Macroeconomics can be as unpredictable as the Yukon winter, so seek the advice of professionals in global affairs before making that final decision.


6. Considering Succession and Ownership Changes

When you start thinking about who will take over your business, it's an important signal that selling might be the right step.

Maybe you’re facing health challenges, thinking about retirement, or simply want a change in direction. This crossroads is a chance for reflection: Could selling be the better choice rather than handing over the reins? Particularly if there isn't someone ready and able to continue your work.

Think deeply about what passing on control means. Do you have someone in mind who can carry forward what you've started with as much dedication as you?
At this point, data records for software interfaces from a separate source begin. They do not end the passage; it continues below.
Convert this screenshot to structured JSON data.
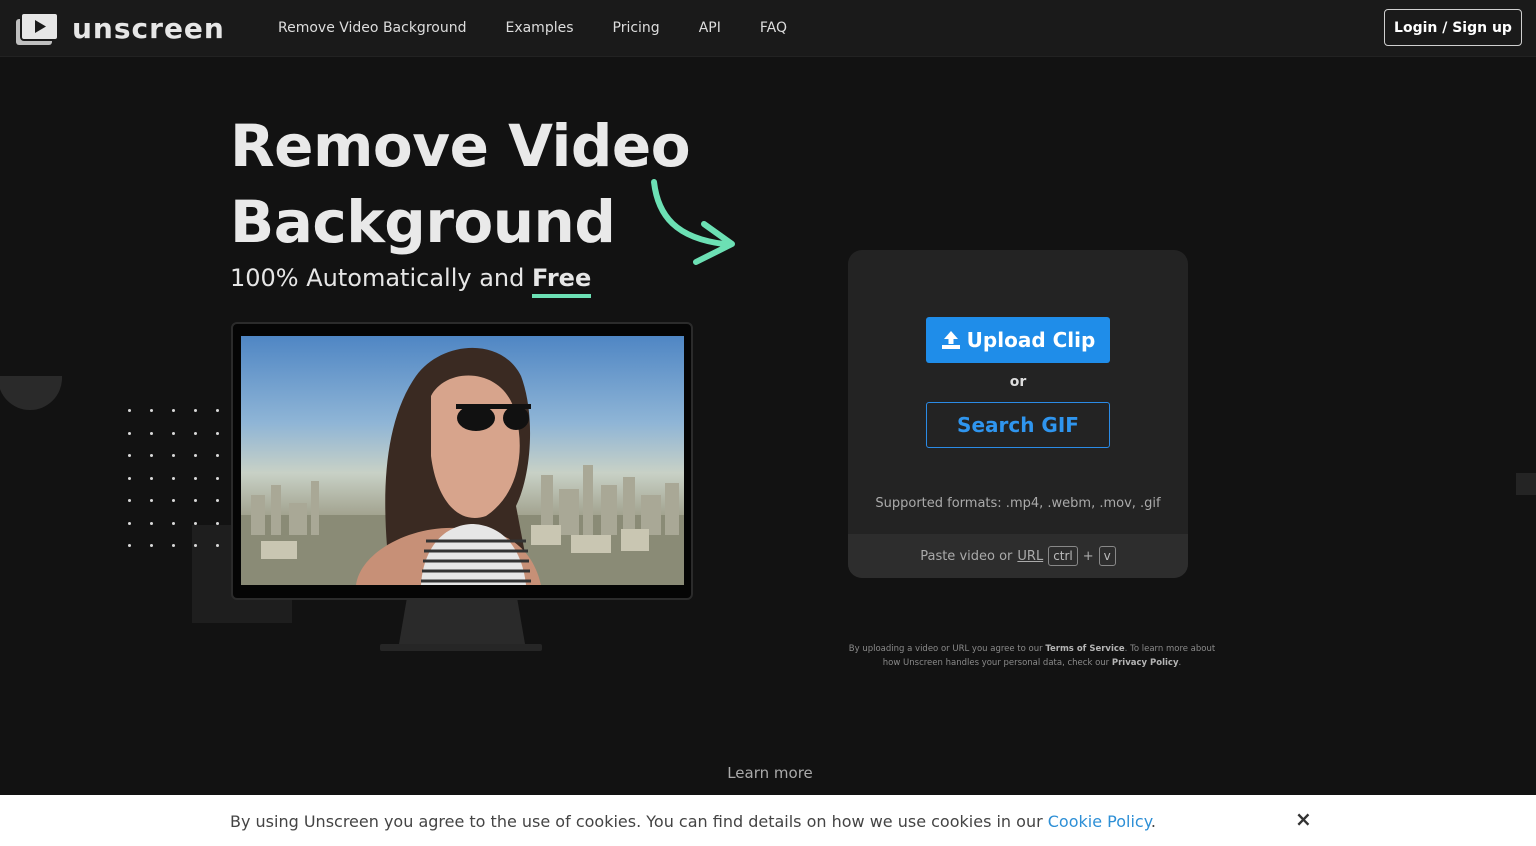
{
  "header": {
    "logo_text": "unscreen",
    "nav": [
      "Remove Video Background",
      "Examples",
      "Pricing",
      "API",
      "FAQ"
    ],
    "login_label": "Login / Sign up"
  },
  "hero": {
    "title_line1": "Remove Video",
    "title_line2": "Background",
    "subtitle_prefix": "100% Automatically and ",
    "subtitle_emphasis": "Free"
  },
  "upload": {
    "upload_label": "Upload Clip",
    "or_label": "or",
    "search_label": "Search GIF",
    "formats": "Supported formats: .mp4, .webm, .mov, .gif",
    "paste_prefix": "Paste video or",
    "paste_url": "URL",
    "kbd_ctrl": "ctrl",
    "kbd_plus": "+",
    "kbd_v": "v"
  },
  "legal": {
    "part1": "By uploading a video or URL you agree to our ",
    "tos": "Terms of Service",
    "part2": ". To learn more about how Unscreen handles your personal data, check our ",
    "privacy": "Privacy Policy",
    "part3": "."
  },
  "learn_more": "Learn more",
  "cookie": {
    "text": "By using Unscreen you agree to the use of cookies. You can find details on how we use cookies in our ",
    "link": "Cookie Policy",
    "end": ".",
    "close": "×"
  },
  "colors": {
    "background": "#121212",
    "accent_blue": "#1f8de9",
    "accent_green": "#6ce0b4"
  },
  "icons": [
    "play-logo-icon",
    "upload-icon",
    "close-icon",
    "curved-arrow-icon"
  ]
}
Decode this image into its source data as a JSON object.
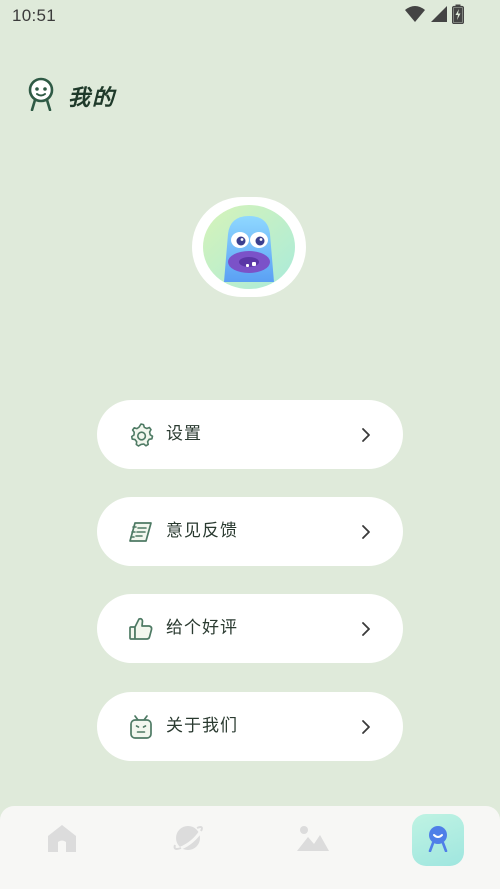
{
  "status_bar": {
    "time": "10:51"
  },
  "header": {
    "title": "我的",
    "icon": "smiley-person-icon"
  },
  "profile": {
    "avatar_icon": "blob-monster-avatar"
  },
  "menu": [
    {
      "label": "设置",
      "icon": "gear-icon"
    },
    {
      "label": "意见反馈",
      "icon": "feedback-notebook-icon"
    },
    {
      "label": "给个好评",
      "icon": "thumbs-up-icon"
    },
    {
      "label": "关于我们",
      "icon": "robot-face-icon"
    }
  ],
  "bottom_nav": {
    "items": [
      {
        "icon": "home-icon",
        "active": false
      },
      {
        "icon": "planet-icon",
        "active": false
      },
      {
        "icon": "image-icon",
        "active": false
      },
      {
        "icon": "profile-icon",
        "active": true
      }
    ]
  },
  "colors": {
    "background": "#dfeada",
    "card": "#ffffff",
    "text": "#2a3a30",
    "accent_green": "#4e7a64",
    "active_tab": "#a8ebe0"
  }
}
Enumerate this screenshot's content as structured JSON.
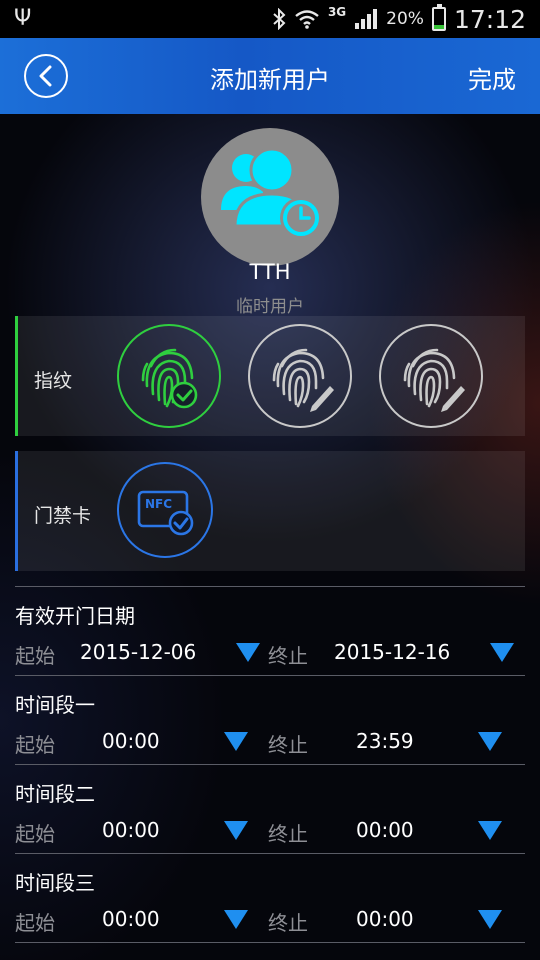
{
  "status_bar": {
    "usb_icon": "usb-icon",
    "network_type": "3G",
    "battery_percent": "20%",
    "battery_level": 0.2,
    "time": "17:12"
  },
  "header": {
    "title": "添加新用户",
    "done_label": "完成",
    "back_icon": "back-arrow-icon"
  },
  "user": {
    "name": "TTH",
    "type": "临时用户",
    "avatar_icon": "temporary-user-icon"
  },
  "fingerprint_panel": {
    "label": "指纹",
    "slots": [
      {
        "icon": "fingerprint-check-icon",
        "status": "registered",
        "color": "#2fcf3f"
      },
      {
        "icon": "fingerprint-edit-icon",
        "status": "empty",
        "color": "#c9c9c9"
      },
      {
        "icon": "fingerprint-edit-icon",
        "status": "empty",
        "color": "#c9c9c9"
      }
    ]
  },
  "card_panel": {
    "label": "门禁卡",
    "icon_text": "NFC",
    "icon": "nfc-card-check-icon",
    "color": "#2b76e6"
  },
  "schedule": {
    "dates": {
      "title": "有效开门日期",
      "start_label": "起始",
      "start_value": "2015-12-06",
      "end_label": "终止",
      "end_value": "2015-12-16"
    },
    "periods": [
      {
        "title": "时间段一",
        "start_label": "起始",
        "start_value": "00:00",
        "end_label": "终止",
        "end_value": "23:59"
      },
      {
        "title": "时间段二",
        "start_label": "起始",
        "start_value": "00:00",
        "end_label": "终止",
        "end_value": "00:00"
      },
      {
        "title": "时间段三",
        "start_label": "起始",
        "start_value": "00:00",
        "end_label": "终止",
        "end_value": "00:00"
      }
    ]
  },
  "colors": {
    "header_blue": "#1558c6",
    "accent_blue": "#1f8ff0",
    "success_green": "#2fcf3f",
    "avatar_cyan": "#00e5ff"
  }
}
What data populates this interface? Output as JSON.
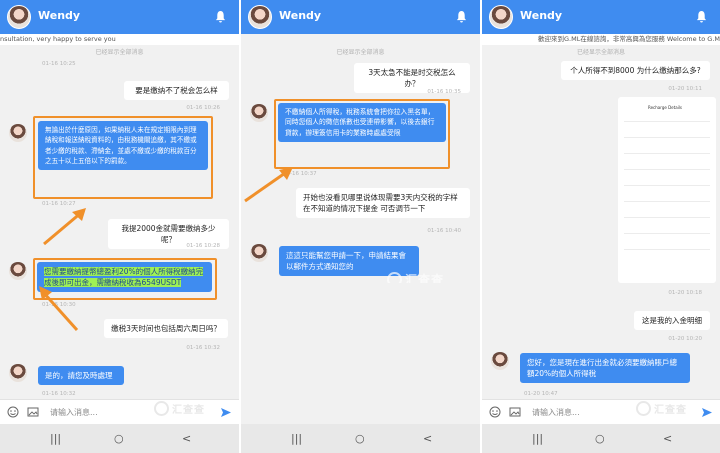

If doubts exist, choosing to sell may safeguard all that hard-earned value more reliably than an unstable handover would. Have open conversations with family members or partners involved in your business around these points.

Making this decision thoughtfully will help protect not just the future of what you’ve built but also respect your personal well-being and aspirations for life beyond your business.

7. You Have You Met Your Financial Objectives

So you’ve realized your dreams and hit the financial milestone you always dreamed of - where do you go next?

If you've met or exceeded revenue goals and profit margins, or have come to realize your business' value has reached its peak, it might be the right time to think about stepping away and enjoying the fruits of your labour.

Evaluating whether current market conditions favour selling can help confirm if this move could potentially yield maximum benefits from years of dedication.

Again, seeking advice from a qualified financial advisor plays a crucial role here. They'll aid in examining these aspects comprehensively, helping ensure any decision made contributes positively towards fulfilling long-term economic aspirations.

Making Your Move: Deciding When to Sell

Deciding the best moment to part with your business isn't a snap decision—it takes a keen eye on the market's appetite, growth opportunities, personal circumstances and broader economic trends. Taking your time to think over these aspects helps you choose what's right for you and your company.

Knowing what your business is worth today matters just as much. That’s why we recommend giving’s ValueRight tool a go. This handy utility can give you an overview or dig into specifics as needed.

And if you're looking for advice that fits just right or want to weigh all avenues open to you, the BFS platform is here to help. We're committed to guiding each step towards selling your Canadian business confidently and successfully.

Stuart Wood

About the author

Stuart is Editorial Manager at He has worked as Editor for a B2B publisher, Content Manager for a PR firm, and most recently as a Copywriter for Barclays.